Exercise prompt: Count the lines below that hold "farm". Give the number without comment.

[Entries from a dataset of interfaces]
◆ ◆ ◆ ◆ ◆
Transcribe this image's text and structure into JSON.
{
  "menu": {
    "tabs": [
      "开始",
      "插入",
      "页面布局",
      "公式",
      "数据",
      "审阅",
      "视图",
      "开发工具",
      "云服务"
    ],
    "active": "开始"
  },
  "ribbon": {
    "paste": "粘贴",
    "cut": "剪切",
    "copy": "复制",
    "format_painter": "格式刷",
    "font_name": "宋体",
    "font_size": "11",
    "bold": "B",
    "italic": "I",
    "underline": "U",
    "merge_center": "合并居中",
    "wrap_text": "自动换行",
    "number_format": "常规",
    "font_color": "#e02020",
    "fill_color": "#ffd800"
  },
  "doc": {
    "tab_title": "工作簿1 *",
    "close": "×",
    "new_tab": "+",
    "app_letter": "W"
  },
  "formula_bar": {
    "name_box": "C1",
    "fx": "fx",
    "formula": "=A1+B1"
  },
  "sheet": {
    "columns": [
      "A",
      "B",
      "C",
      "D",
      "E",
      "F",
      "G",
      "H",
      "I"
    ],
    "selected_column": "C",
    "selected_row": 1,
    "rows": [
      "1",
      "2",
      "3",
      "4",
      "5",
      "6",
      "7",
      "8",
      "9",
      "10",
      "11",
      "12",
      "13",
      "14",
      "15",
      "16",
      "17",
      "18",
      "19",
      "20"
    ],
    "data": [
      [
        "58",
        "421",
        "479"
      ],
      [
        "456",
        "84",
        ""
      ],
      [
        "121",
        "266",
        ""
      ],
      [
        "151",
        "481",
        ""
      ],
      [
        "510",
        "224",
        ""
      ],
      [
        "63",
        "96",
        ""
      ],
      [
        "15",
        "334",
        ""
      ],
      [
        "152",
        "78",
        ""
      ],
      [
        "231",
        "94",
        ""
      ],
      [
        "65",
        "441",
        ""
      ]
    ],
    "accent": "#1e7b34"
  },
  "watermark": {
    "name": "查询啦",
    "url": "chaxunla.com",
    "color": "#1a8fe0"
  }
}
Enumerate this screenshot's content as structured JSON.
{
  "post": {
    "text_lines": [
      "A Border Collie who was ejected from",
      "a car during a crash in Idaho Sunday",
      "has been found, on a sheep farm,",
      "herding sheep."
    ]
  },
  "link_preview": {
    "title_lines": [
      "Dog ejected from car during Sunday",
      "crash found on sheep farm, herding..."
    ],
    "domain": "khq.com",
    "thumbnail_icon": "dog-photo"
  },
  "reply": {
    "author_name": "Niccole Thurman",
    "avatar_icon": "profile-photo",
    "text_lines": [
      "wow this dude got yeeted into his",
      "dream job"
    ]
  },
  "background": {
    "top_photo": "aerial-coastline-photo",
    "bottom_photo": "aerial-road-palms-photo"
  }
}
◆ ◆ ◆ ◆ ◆
Your solution: 2